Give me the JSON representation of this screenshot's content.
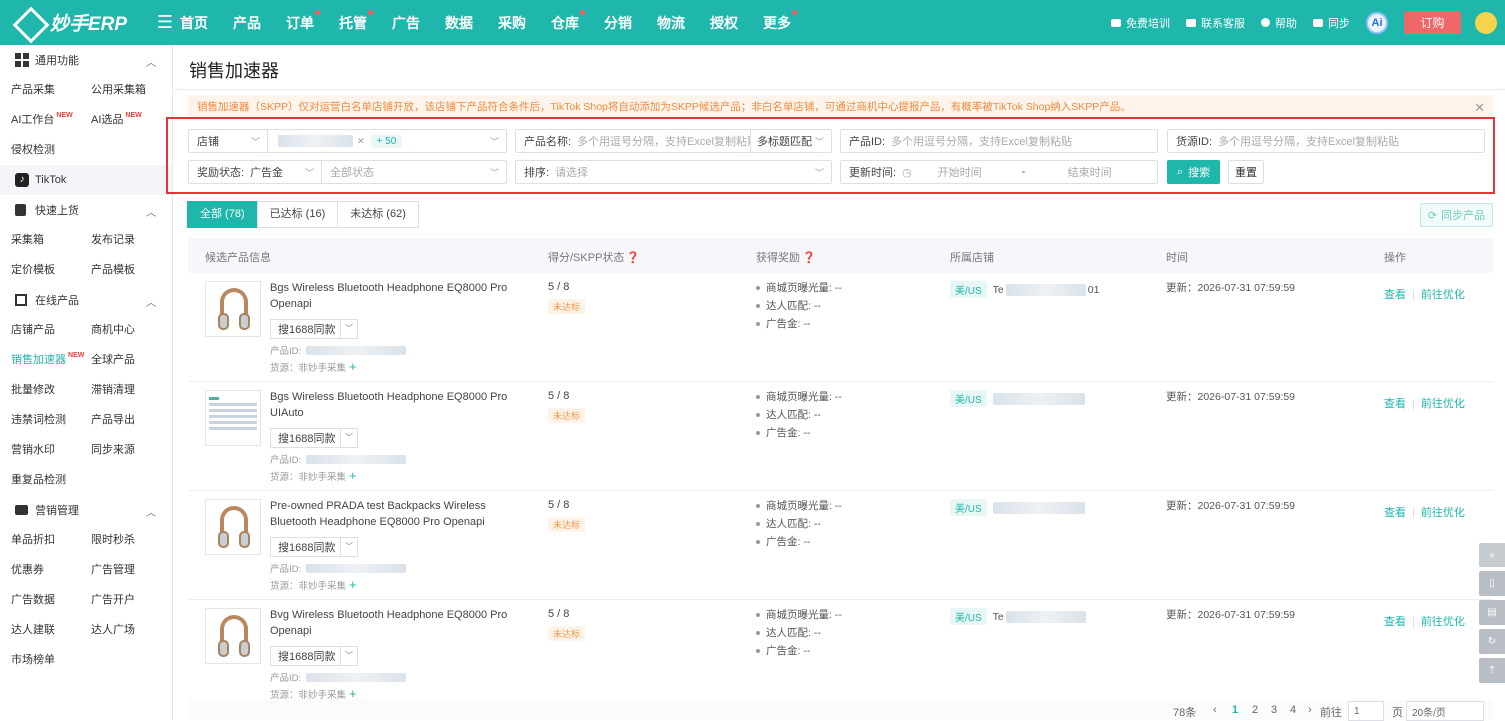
{
  "header": {
    "logo": "妙手ERP",
    "menu_icon": "menu-icon",
    "nav": [
      {
        "label": "首页",
        "dot": false
      },
      {
        "label": "产品",
        "dot": false
      },
      {
        "label": "订单",
        "dot": true
      },
      {
        "label": "托管",
        "dot": true
      },
      {
        "label": "广告",
        "dot": false
      },
      {
        "label": "数据",
        "dot": false
      },
      {
        "label": "采购",
        "dot": false
      },
      {
        "label": "仓库",
        "dot": true
      },
      {
        "label": "分销",
        "dot": false
      },
      {
        "label": "物流",
        "dot": false
      },
      {
        "label": "授权",
        "dot": false
      },
      {
        "label": "更多",
        "dot": true
      }
    ],
    "links": {
      "training": "免费培训",
      "support": "联系客服",
      "help": "帮助",
      "sync": "同步"
    },
    "ai_badge": "Ai",
    "order": "订购"
  },
  "sidebar": {
    "general": {
      "title": "通用功能",
      "items": [
        "产品采集",
        "公用采集箱",
        "AI工作台",
        "AI选品",
        "侵权检测"
      ],
      "new_badge": "NEW"
    },
    "tiktok": "TikTok",
    "quick": {
      "title": "快速上货",
      "items": [
        "采集箱",
        "发布记录",
        "定价模板",
        "产品模板"
      ]
    },
    "online": {
      "title": "在线产品",
      "items": [
        "店铺产品",
        "商机中心",
        "销售加速器",
        "全球产品",
        "批量修改",
        "滞销清理",
        "违禁词检测",
        "产品导出",
        "营销水印",
        "同步来源",
        "重复品检测"
      ]
    },
    "marketing": {
      "title": "营销管理",
      "items": [
        "单品折扣",
        "限时秒杀",
        "优惠券",
        "广告管理",
        "广告数据",
        "广告开户",
        "达人建联",
        "达人广场",
        "市场榜单"
      ]
    }
  },
  "page": {
    "title": "销售加速器",
    "notice": "销售加速器（SKPP）仅对运营白名单店铺开放，该店铺下产品符合条件后，TikTok Shop将自动添加为SKPP候选产品；非白名单店铺，可通过商机中心提报产品，有概率被TikTok Shop纳入SKPP产品。",
    "filters": {
      "shop_label": "店铺",
      "shop_more": "+ 50",
      "name_label": "产品名称:",
      "name_ph": "多个用逗号分隔，支持Excel复制粘贴",
      "match_mode": "多标题匹配",
      "pid_label": "产品ID:",
      "pid_ph": "多个用逗号分隔，支持Excel复制粘贴",
      "src_label": "货源ID:",
      "src_ph": "多个用逗号分隔，支持Excel复制粘贴",
      "reward_label": "奖励状态:",
      "reward_value": "广告金",
      "status_ph": "全部状态",
      "sort_label": "排序:",
      "sort_ph": "请选择",
      "time_label": "更新时间:",
      "start_ph": "开始时间",
      "dash": "-",
      "end_ph": "结束时间",
      "search": "搜索",
      "reset": "重置"
    },
    "tabs": [
      "全部 (78)",
      "已达标 (16)",
      "未达标 (62)"
    ],
    "sync_btn": "同步产品",
    "columns": {
      "info": "候选产品信息",
      "score": "得分/SKPP状态",
      "reward": "获得奖励",
      "shop": "所属店铺",
      "time": "时间",
      "ops": "操作"
    }
  },
  "rows": [
    {
      "name": "Bgs Wireless Bluetooth Headphone EQ8000 Pro Openapi",
      "thumb": "headphone",
      "score": "5 / 8",
      "status": "未达标",
      "shop_prefix": "Te",
      "shop_suffix": "01"
    },
    {
      "name": "Bgs Wireless Bluetooth Headphone EQ8000 Pro UIAuto",
      "thumb": "sheet",
      "score": "5 / 8",
      "status": "未达标",
      "shop_prefix": "",
      "shop_suffix": ""
    },
    {
      "name": "Pre-owned PRADA test Backpacks Wireless Bluetooth Headphone EQ8000 Pro Openapi",
      "thumb": "headphone",
      "score": "5 / 8",
      "status": "未达标",
      "shop_prefix": "",
      "shop_suffix": ""
    },
    {
      "name": "Bvg Wireless Bluetooth Headphone EQ8000 Pro Openapi",
      "thumb": "headphone",
      "score": "5 / 8",
      "status": "未达标",
      "shop_prefix": "Te",
      "shop_suffix": ""
    }
  ],
  "row_common": {
    "search1688": "搜1688同款",
    "pid_label": "产品ID:",
    "source": "货源：非妙手采集",
    "plus": "+",
    "exposure": "商城页曝光量:",
    "exposure_val": "--",
    "creator": "达人匹配:",
    "creator_val": "--",
    "ad_fund": "广告金:",
    "ad_fund_val": "--",
    "region": "美/US",
    "time": "更新：2026-07-31 07:59:59",
    "view": "查看",
    "optimize": "前往优化",
    "sep": "|"
  },
  "pager": {
    "total": "78条",
    "p1": "1",
    "p2": "2",
    "p3": "3",
    "p4": "4",
    "goto": "前往",
    "page_input": "1",
    "page_unit": "页",
    "size": "20条/页"
  },
  "colors": {
    "accent": "#1fb7ac",
    "danger": "#e03636",
    "notice": "#f28a3d"
  }
}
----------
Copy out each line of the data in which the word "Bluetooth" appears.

      "name": "Bgs Wireless Bluetooth Headphone EQ8000 Pro Openapi",
      "name": "Bgs Wireless Bluetooth Headphone EQ8000 Pro UIAuto",
      "name": "Pre-owned PRADA test Backpacks Wireless Bluetooth Headphone EQ8000 Pro Openapi",
      "name": "Bvg Wireless Bluetooth Headphone EQ8000 Pro Openapi",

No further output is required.